In re Potts rules the case at bar unless its holding has been superceded by Rule 60(b), Fed.R.Civ.P., which in general terms affords relief from judgments or orders for a variety of reasons including newly discovered evidence. It provides, with an inapplicable time limitation, insofar as material: 'On motion and upon such terms as are just, the court may relieve a party or his legal representative from a final judgment, order, or proceeding for the following reasons: * * * (2) newly discovered evidence which by due diligence could not have been discovered in time to move for a new trial under Rule 59(b) * * *.'
The Rule is general in its terms. It draws no distinction between original final judgments and final judgments entered on mandate of an appellate court. But we can hardly believe that a rule of civil procedure could have been intended sub silentio to supercede a square holding of the Supreme Court of the United States.
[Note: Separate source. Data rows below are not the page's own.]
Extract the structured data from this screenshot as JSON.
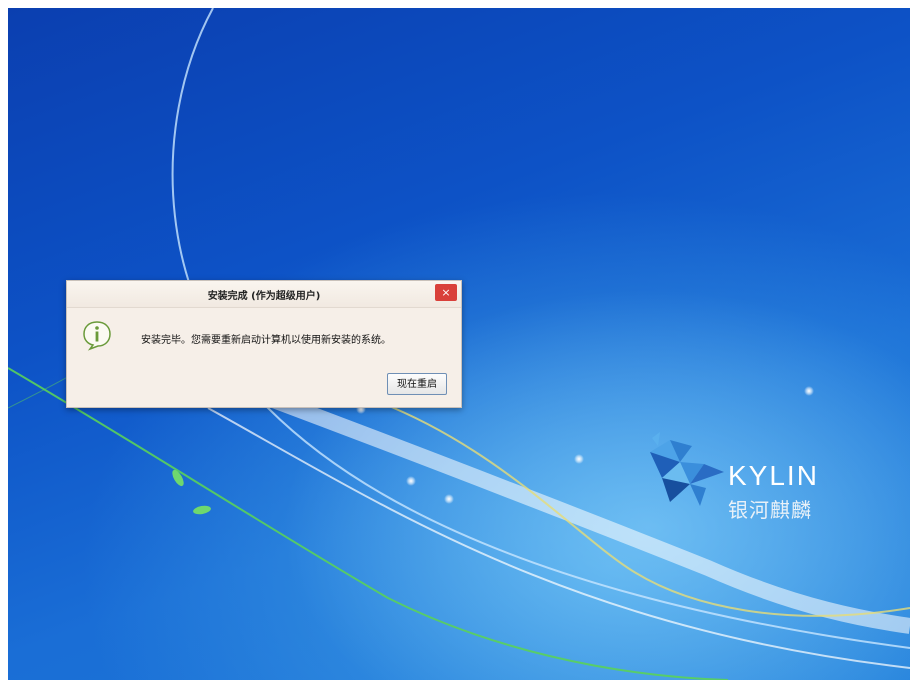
{
  "desktop": {
    "logo": {
      "text_en": "KYLIN",
      "text_cn": "银河麒麟"
    }
  },
  "dialog": {
    "title": "安装完成 (作为超级用户)",
    "close_label": "×",
    "icon": "info-icon",
    "message": "安装完毕。您需要重新启动计算机以使用新安装的系统。",
    "restart_button_label": "现在重启"
  },
  "colors": {
    "desktop_blue": "#0d52c6",
    "dialog_bg": "#f6efe8",
    "close_red": "#d9403a",
    "icon_green": "#6a9a3a"
  }
}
Indeed, this conclusion is buttressed by the Supreme Court's failure to act upon the 1955 Report of the Advisory Committee on Rules for Civil Procedure wherein the Committee characterized the requirement of leave from an appellate court to consider motions such as the one presented to the court below as a 'useless and delaying formalism' and a 'barren requirement' and proposed the addition to Rule 60(b) of the following sentence: 'Such motion does not require leave from an appellate court, though the judgment has been affirmed or settled upon appeal to that Court.' See Chief Judge Sobeloff's discussion in Tribble v. Bruin, 279 F.2d 424, 427 (C.A. 4, 1950). The court below properly declined to act upon the motion before it without our leave.
However, since a trial court is in a much better position to pass upon the issues presented by motions for new trials on the ground of newly discovered evidence than appellate courts, and there appearing in this case no convincing reason why a new trial ought not to be allowed:
An order will be entered granting the defendant-appellee's motion to recall our mandate and giving the District Court leave to consider its motion for a new trial.